Here’s another bit of English from Korea. Here’s more info about the the firm that made these, Lufdesign.
As an English speaker, when traveling abroad my eye often goes straight for written English. I found this to be especially true when traveling around South Korea last month. Even though some Chinese characters are used in Korea, and I know a few having lived in Japan in my youth, the Hangul writing system is prominent throughout the country and remains foreign to me.
Yes, I’ve heard that in just a few hours a person could learn how to sound out the Hangul writing system. It consists of 19 consonant and 21 vowel letters, which makes it sound easy to learn; however, the letters are arranged in blocks to form syllables that can look like Chinese characters. Mathematically, that means more than 11,000 syllables could be formed, though about 256 are commonly used. So in my preparation for the trip, I decided to forego learning how to read and to focus on learning how to speak a few key phrases, and how to listen (I was even told that I had good Korean pronunciation).

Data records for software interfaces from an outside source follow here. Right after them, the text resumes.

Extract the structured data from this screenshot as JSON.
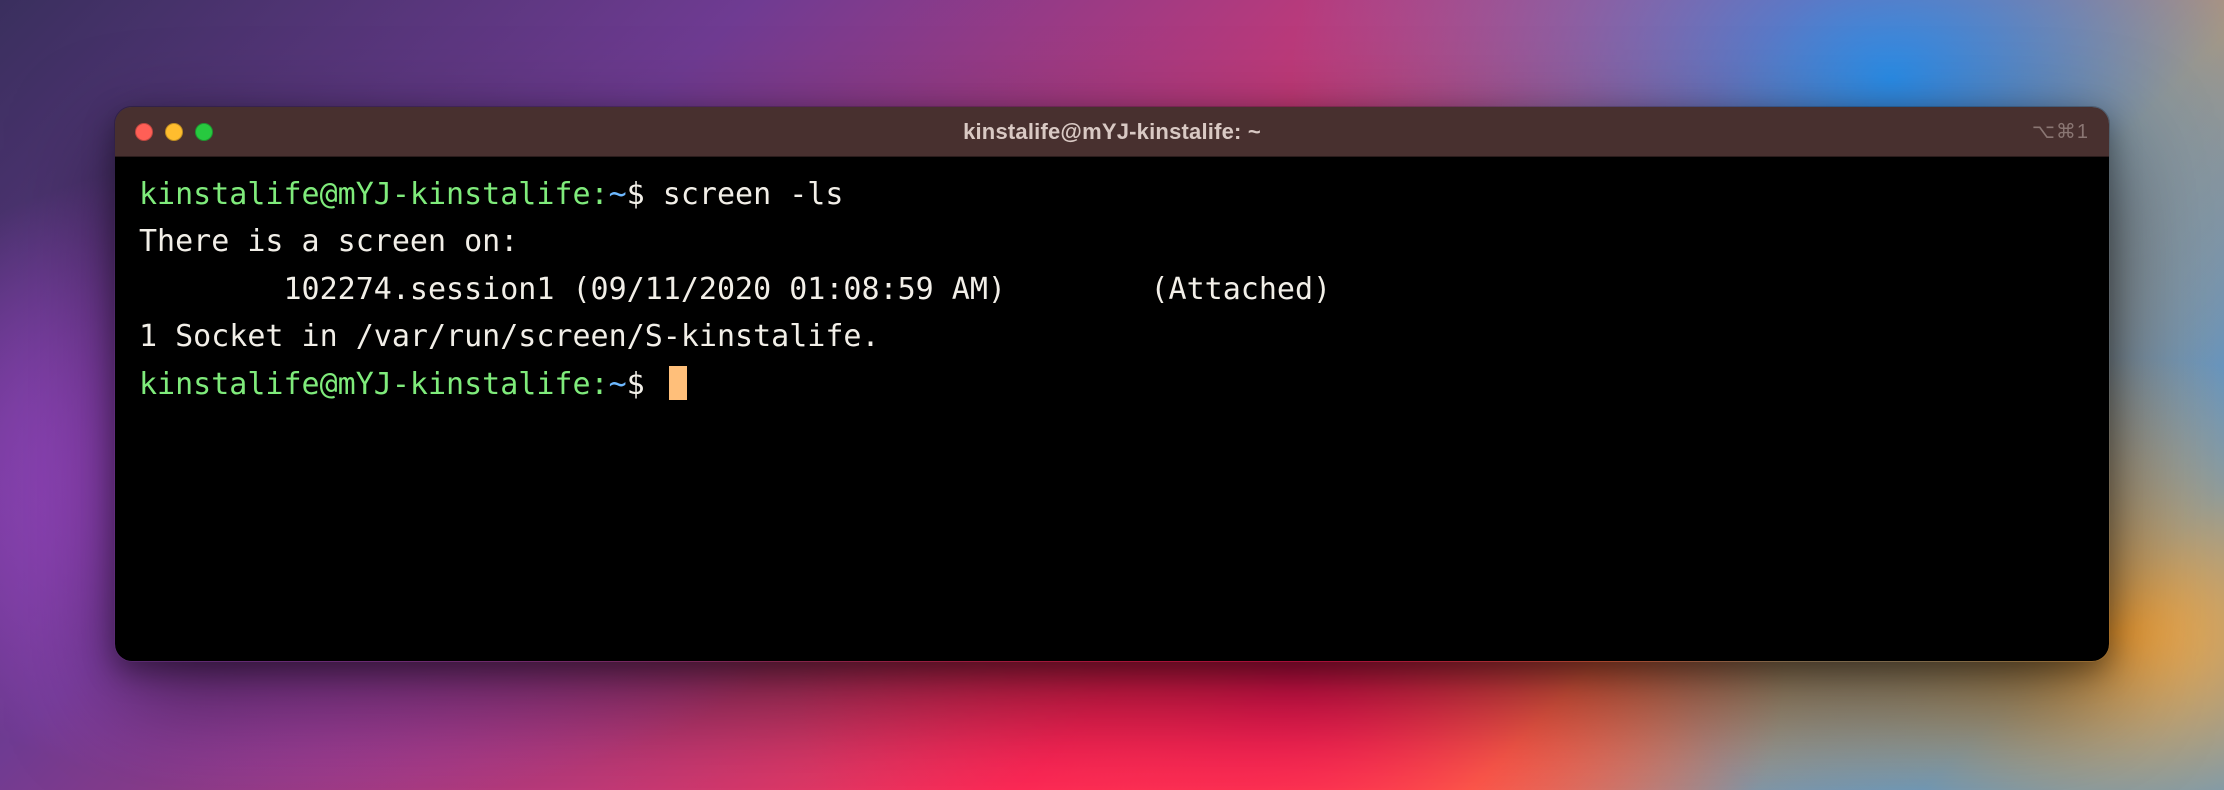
{
  "window": {
    "title": "kinstalife@mYJ-kinstalife: ~",
    "shortcut_hint": "⌥⌘1"
  },
  "prompts": [
    {
      "user_host": "kinstalife@mYJ-kinstalife",
      "sep": ":",
      "path": "~",
      "dollar": "$",
      "command": "screen -ls"
    },
    {
      "user_host": "kinstalife@mYJ-kinstalife",
      "sep": ":",
      "path": "~",
      "dollar": "$",
      "command": ""
    }
  ],
  "output": {
    "line1": "There is a screen on:",
    "line2": "        102274.session1 (09/11/2020 01:08:59 AM)        (Attached)",
    "line3": "1 Socket in /var/run/screen/S-kinstalife."
  }
}
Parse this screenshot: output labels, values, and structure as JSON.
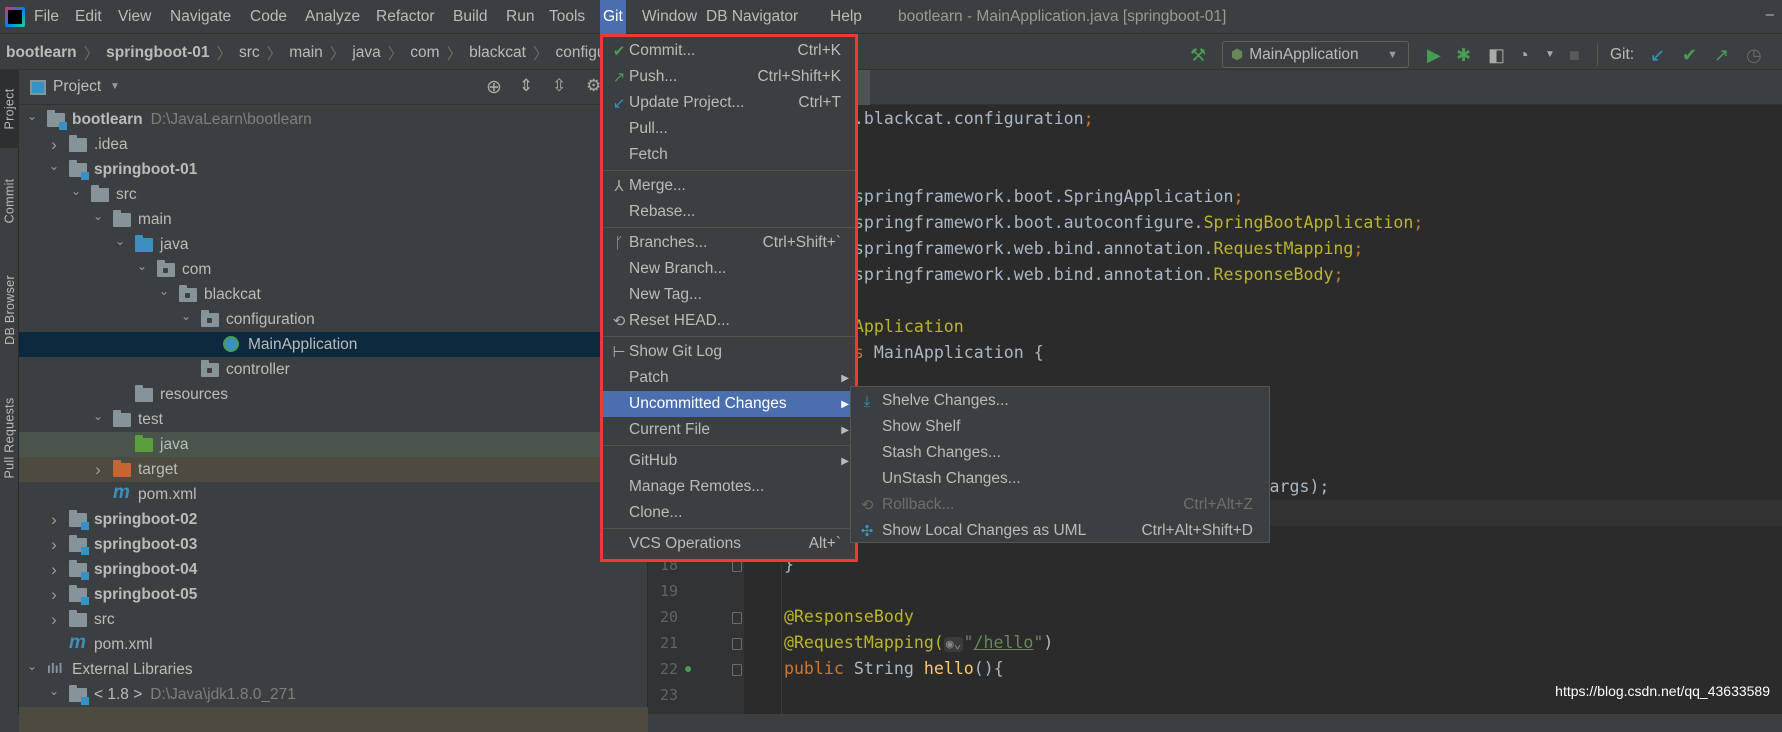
{
  "menubar": {
    "items": [
      "File",
      "Edit",
      "View",
      "Navigate",
      "Code",
      "Analyze",
      "Refactor",
      "Build",
      "Run",
      "Tools",
      "Git",
      "Window",
      "DB Navigator",
      "Help"
    ],
    "active": "Git",
    "window_title": "bootlearn - MainApplication.java [springboot-01]",
    "minimize": "–"
  },
  "breadcrumb": [
    "bootlearn",
    "springboot-01",
    "src",
    "main",
    "java",
    "com",
    "blackcat",
    "configuration"
  ],
  "toolbar": {
    "run_config": "MainApplication",
    "git_label": "Git:",
    "icons": [
      "build-hammer-icon",
      "run-icon",
      "debug-icon",
      "coverage-icon",
      "profiler-icon",
      "dropdown-icon",
      "stop-icon",
      "git-update-icon",
      "git-commit-icon",
      "git-push-icon",
      "git-history-icon"
    ]
  },
  "left_strip": [
    "Project",
    "Commit",
    "DB Browser",
    "Pull Requests"
  ],
  "project_panel": {
    "title": "Project",
    "tree": [
      {
        "label": "bootlearn",
        "hint": "D:\\JavaLearn\\bootlearn",
        "depth": 0,
        "arrow": "open",
        "icon": "module",
        "bold": true
      },
      {
        "label": ".idea",
        "depth": 1,
        "arrow": "closed",
        "icon": "folder"
      },
      {
        "label": "springboot-01",
        "depth": 1,
        "arrow": "open",
        "icon": "module",
        "bold": true
      },
      {
        "label": "src",
        "depth": 2,
        "arrow": "open",
        "icon": "folder"
      },
      {
        "label": "main",
        "depth": 3,
        "arrow": "open",
        "icon": "folder"
      },
      {
        "label": "java",
        "depth": 4,
        "arrow": "open",
        "icon": "source-folder"
      },
      {
        "label": "com",
        "depth": 5,
        "arrow": "open",
        "icon": "package"
      },
      {
        "label": "blackcat",
        "depth": 6,
        "arrow": "open",
        "icon": "package"
      },
      {
        "label": "configuration",
        "depth": 7,
        "arrow": "open",
        "icon": "package"
      },
      {
        "label": "MainApplication",
        "depth": 8,
        "arrow": "none",
        "icon": "spring-class",
        "selected": true
      },
      {
        "label": "controller",
        "depth": 7,
        "arrow": "none",
        "icon": "package"
      },
      {
        "label": "resources",
        "depth": 4,
        "arrow": "none",
        "icon": "resources-folder"
      },
      {
        "label": "test",
        "depth": 3,
        "arrow": "open",
        "icon": "folder"
      },
      {
        "label": "java",
        "depth": 4,
        "arrow": "none",
        "icon": "test-folder",
        "bg": "#49544a"
      },
      {
        "label": "target",
        "depth": 3,
        "arrow": "closed",
        "icon": "excluded-folder",
        "bg": "#4d4a40"
      },
      {
        "label": "pom.xml",
        "depth": 3,
        "arrow": "none",
        "icon": "maven"
      },
      {
        "label": "springboot-02",
        "depth": 1,
        "arrow": "closed",
        "icon": "module",
        "bold": true
      },
      {
        "label": "springboot-03",
        "depth": 1,
        "arrow": "closed",
        "icon": "module",
        "bold": true
      },
      {
        "label": "springboot-04",
        "depth": 1,
        "arrow": "closed",
        "icon": "module",
        "bold": true
      },
      {
        "label": "springboot-05",
        "depth": 1,
        "arrow": "closed",
        "icon": "module",
        "bold": true
      },
      {
        "label": "src",
        "depth": 1,
        "arrow": "closed",
        "icon": "folder"
      },
      {
        "label": "pom.xml",
        "depth": 1,
        "arrow": "none",
        "icon": "maven"
      },
      {
        "label": "External Libraries",
        "depth": 0,
        "arrow": "open",
        "icon": "libraries"
      },
      {
        "label": "< 1.8 >",
        "hint": "D:\\Java\\jdk1.8.0_271",
        "depth": 1,
        "arrow": "open",
        "icon": "jdk"
      }
    ]
  },
  "editor": {
    "line_numbers": [
      "18",
      "19",
      "20",
      "21",
      "22",
      "23"
    ],
    "code": {
      "l1": ".blackcat.configuration",
      "semi": ";",
      "l5": "springframework.boot.SpringApplication",
      "l6a": "springframework.boot.autoconfigure.",
      "l6b": "SpringBootApplication",
      "l7a": "springframework.web.bind.annotation.",
      "l7b": "RequestMapping",
      "l8a": "springframework.web.bind.annotation.",
      "l8b": "ResponseBody",
      "l10": "Application",
      "l11a": "s",
      "l11b": " MainApplication {",
      "l15": "args);",
      "l18": "}",
      "l20": "@ResponseBody",
      "l21a": "@RequestMapping(",
      "l21q": "\"",
      "l21b": "/hello",
      "l21c": ")",
      "l22a": "public",
      "l22b": " String ",
      "l22c": "hello",
      "l22d": "(){"
    }
  },
  "git_menu": {
    "groups": [
      [
        {
          "label": "Commit...",
          "shortcut": "Ctrl+K",
          "icon": "check-icon"
        },
        {
          "label": "Push...",
          "shortcut": "Ctrl+Shift+K",
          "icon": "push-arrow-icon"
        },
        {
          "label": "Update Project...",
          "shortcut": "Ctrl+T",
          "icon": "update-arrow-icon"
        },
        {
          "label": "Pull..."
        },
        {
          "label": "Fetch"
        }
      ],
      [
        {
          "label": "Merge...",
          "icon": "merge-icon"
        },
        {
          "label": "Rebase..."
        }
      ],
      [
        {
          "label": "Branches...",
          "shortcut": "Ctrl+Shift+`",
          "icon": "branch-icon"
        },
        {
          "label": "New Branch..."
        },
        {
          "label": "New Tag..."
        },
        {
          "label": "Reset HEAD...",
          "icon": "reset-icon"
        }
      ],
      [
        {
          "label": "Show Git Log",
          "icon": "git-log-icon"
        },
        {
          "label": "Patch",
          "submenu": true
        },
        {
          "label": "Uncommitted Changes",
          "submenu": true,
          "highlighted": true
        },
        {
          "label": "Current File",
          "submenu": true
        }
      ],
      [
        {
          "label": "GitHub",
          "submenu": true
        },
        {
          "label": "Manage Remotes..."
        },
        {
          "label": "Clone..."
        }
      ],
      [
        {
          "label": "VCS Operations",
          "shortcut": "Alt+`"
        }
      ]
    ]
  },
  "uncommitted_submenu": [
    {
      "label": "Shelve Changes...",
      "icon": "shelve-icon"
    },
    {
      "label": "Show Shelf"
    },
    {
      "label": "Stash Changes..."
    },
    {
      "label": "UnStash Changes..."
    },
    {
      "label": "Rollback...",
      "shortcut": "Ctrl+Alt+Z",
      "icon": "rollback-icon",
      "disabled": true
    },
    {
      "label": "Show Local Changes as UML",
      "shortcut": "Ctrl+Alt+Shift+D",
      "icon": "uml-icon"
    }
  ],
  "watermark": "https://blog.csdn.net/qq_43633589",
  "colors": {
    "highlight": "#4b6eaf",
    "annotation_border": "#f0373a",
    "selection": "#0d293e"
  }
}
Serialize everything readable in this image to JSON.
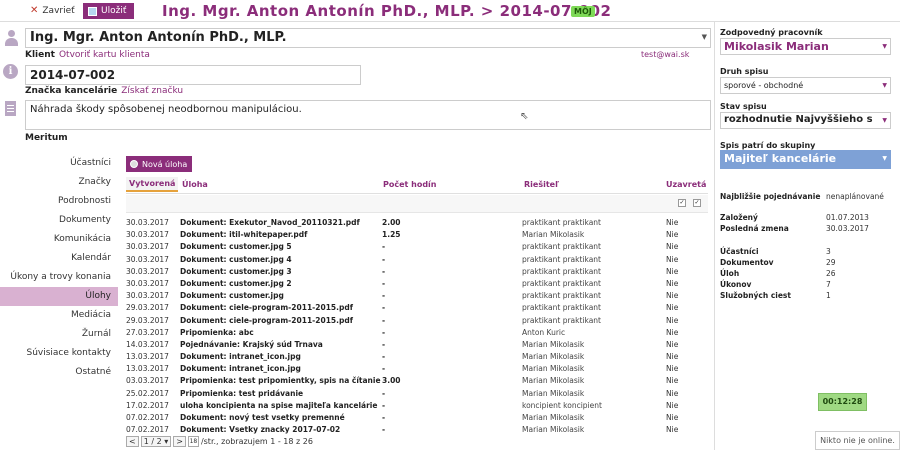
{
  "toolbar": {
    "close_label": "Zavrieť",
    "save_label": "Uložiť",
    "case_title": "Ing. Mgr. Anton Antonín PhD., MLP. > 2014-07-002",
    "badge": "MÔJ"
  },
  "client": {
    "name": "Ing. Mgr. Anton Antonín PhD., MLP.",
    "label": "Klient",
    "open_link": "Otvoriť kartu klienta",
    "email": "test@wai.sk"
  },
  "office_mark": {
    "value": "2014-07-002",
    "label": "Značka kancelárie",
    "get_link": "Získať značku"
  },
  "description": {
    "value": "Náhrada škody spôsobenej neodbornou manipuláciou.",
    "label": "Meritum"
  },
  "nav": {
    "items": [
      {
        "label": "Účastníci"
      },
      {
        "label": "Značky"
      },
      {
        "label": "Podrobnosti"
      },
      {
        "label": "Dokumenty"
      },
      {
        "label": "Komunikácia"
      },
      {
        "label": "Kalendár"
      },
      {
        "label": "Úkony a trovy konania"
      },
      {
        "label": "Úlohy",
        "active": true
      },
      {
        "label": "Mediácia"
      },
      {
        "label": "Žurnál"
      },
      {
        "label": "Súvisiace kontakty"
      },
      {
        "label": "Ostatné"
      }
    ]
  },
  "tasks": {
    "new_label": "Nová úloha",
    "headers": {
      "created": "Vytvorená",
      "task": "Úloha",
      "hours": "Počet hodín",
      "solver": "Riešiteľ",
      "closed": "Uzavretá"
    },
    "rows": [
      {
        "date": "30.03.2017",
        "task": "Dokument: Exekutor_Navod_20110321.pdf",
        "hours": "2.00",
        "solver": "praktikant praktikant",
        "closed": "Nie"
      },
      {
        "date": "30.03.2017",
        "task": "Dokument: itil-whitepaper.pdf",
        "hours": "1.25",
        "solver": "Marian Mikolasik",
        "closed": "Nie"
      },
      {
        "date": "30.03.2017",
        "task": "Dokument: customer.jpg 5",
        "hours": "-",
        "solver": "praktikant praktikant",
        "closed": "Nie"
      },
      {
        "date": "30.03.2017",
        "task": "Dokument: customer.jpg 4",
        "hours": "-",
        "solver": "praktikant praktikant",
        "closed": "Nie"
      },
      {
        "date": "30.03.2017",
        "task": "Dokument: customer.jpg 3",
        "hours": "-",
        "solver": "praktikant praktikant",
        "closed": "Nie"
      },
      {
        "date": "30.03.2017",
        "task": "Dokument: customer.jpg 2",
        "hours": "-",
        "solver": "praktikant praktikant",
        "closed": "Nie"
      },
      {
        "date": "30.03.2017",
        "task": "Dokument: customer.jpg",
        "hours": "-",
        "solver": "praktikant praktikant",
        "closed": "Nie"
      },
      {
        "date": "29.03.2017",
        "task": "Dokument: ciele-program-2011-2015.pdf",
        "hours": "-",
        "solver": "praktikant praktikant",
        "closed": "Nie"
      },
      {
        "date": "29.03.2017",
        "task": "Dokument: ciele-program-2011-2015.pdf",
        "hours": "-",
        "solver": "praktikant praktikant",
        "closed": "Nie"
      },
      {
        "date": "27.03.2017",
        "task": "Pripomienka: abc",
        "hours": "-",
        "solver": "Anton Kuric",
        "closed": "Nie"
      },
      {
        "date": "14.03.2017",
        "task": "Pojednávanie: Krajský súd Trnava",
        "hours": "-",
        "solver": "Marian Mikolasik",
        "closed": "Nie"
      },
      {
        "date": "13.03.2017",
        "task": "Dokument: intranet_icon.jpg",
        "hours": "-",
        "solver": "Marian Mikolasik",
        "closed": "Nie"
      },
      {
        "date": "13.03.2017",
        "task": "Dokument: intranet_icon.jpg",
        "hours": "-",
        "solver": "Marian Mikolasik",
        "closed": "Nie"
      },
      {
        "date": "03.03.2017",
        "task": "Pripomienka: test pripomientky, spis na čítanie",
        "hours": "3.00",
        "solver": "Marian Mikolasik",
        "closed": "Nie"
      },
      {
        "date": "25.02.2017",
        "task": "Pripomienka: test pridávanie",
        "hours": "-",
        "solver": "Marian Mikolasik",
        "closed": "Nie"
      },
      {
        "date": "17.02.2017",
        "task": "uloha koncipienta na spise majiteľa kancelárie",
        "hours": "-",
        "solver": "koncipient koncipient",
        "closed": "Nie"
      },
      {
        "date": "07.02.2017",
        "task": "Dokument: nový test vsetky premenné",
        "hours": "-",
        "solver": "Marian Mikolasik",
        "closed": "Nie"
      },
      {
        "date": "07.02.2017",
        "task": "Dokument: Vsetky znacky 2017-07-02",
        "hours": "-",
        "solver": "Marian Mikolasik",
        "closed": "Nie"
      }
    ],
    "pager": {
      "prev": "<",
      "page": "1 / 2",
      "next": ">",
      "per_page": "18",
      "summary": "/str., zobrazujem 1 - 18 z 26"
    }
  },
  "right": {
    "worker_label": "Zodpovedný pracovník",
    "worker_value": "Mikolasik Marian",
    "type_label": "Druh spisu",
    "type_value": "sporové - obchodné",
    "state_label": "Stav spisu",
    "state_value": "rozhodnutie Najvyššieho s",
    "group_label": "Spis patrí do skupiny",
    "group_value": "Majiteľ kancelárie",
    "hearing_label": "Najbližšie pojednávanie",
    "hearing_value": "nenaplánované",
    "founded_label": "Založený",
    "founded_value": "01.07.2013",
    "last_change_label": "Posledná zmena",
    "last_change_value": "30.03.2017",
    "stats": [
      {
        "label": "Účastníci",
        "value": "3"
      },
      {
        "label": "Dokumentov",
        "value": "29"
      },
      {
        "label": "Úloh",
        "value": "26"
      },
      {
        "label": "Úkonov",
        "value": "7"
      },
      {
        "label": "Služobných ciest",
        "value": "1"
      }
    ],
    "timer": "00:12:28",
    "online": "Nikto nie je online."
  }
}
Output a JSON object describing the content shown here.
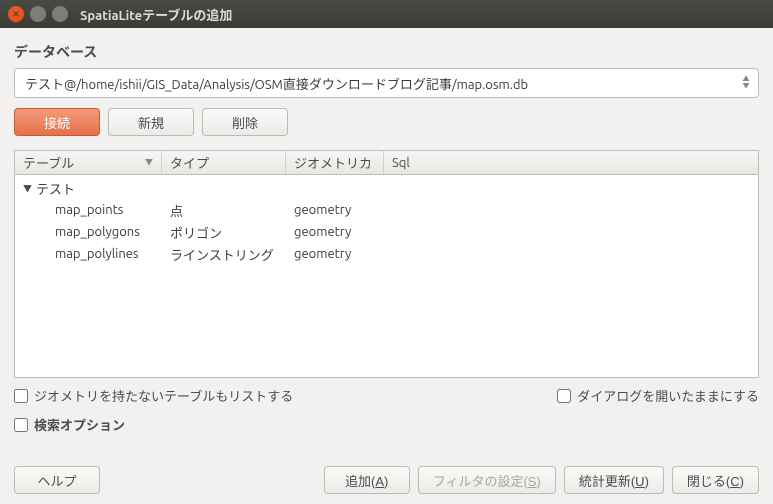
{
  "window": {
    "title": "SpatiaLiteテーブルの追加"
  },
  "db": {
    "label": "データベース",
    "selected": "テスト@/home/ishii/GIS_Data/Analysis/OSM直接ダウンロードブログ記事/map.osm.db"
  },
  "buttons": {
    "connect": "接続",
    "new": "新規",
    "delete": "削除",
    "help": "ヘルプ",
    "add": "追加",
    "add_key": "A",
    "filter": "フィルタの設定",
    "filter_key": "S",
    "stats": "統計更新",
    "stats_key": "U",
    "close": "閉じる",
    "close_key": "C"
  },
  "headers": {
    "table": "テーブル",
    "type": "タイプ",
    "geom": "ジオメトリカ",
    "sql": "Sql"
  },
  "group": "テスト",
  "rows": [
    {
      "name": "map_points",
      "type": "点",
      "geom": "geometry",
      "sql": ""
    },
    {
      "name": "map_polygons",
      "type": "ポリゴン",
      "geom": "geometry",
      "sql": ""
    },
    {
      "name": "map_polylines",
      "type": "ラインストリング",
      "geom": "geometry",
      "sql": ""
    }
  ],
  "checks": {
    "nogeom": "ジオメトリを持たないテーブルもリストする",
    "keepopen": "ダイアログを開いたままにする",
    "searchopt": "検索オプション"
  }
}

Anyway, did you know that there are “only” about 375 million native English speakers in the world, though 1.5 billion people are said to be able to speak English? English is all over Korea. Most of it is perfectly fine. Some of it is strange.
Here are some signs in English from Seoul.
Agua Volcano dominates the southern skyline from the city of Antigua, Guatemala. With the city’s streets on an easy to navigate grid, Agua serves as a constant reminder of which direction you’re headed in the city. So here are some views of Agua — sometimes behind clouds, sometimes from city streets, and most often from a hill upon which is a cross just to the north of the city.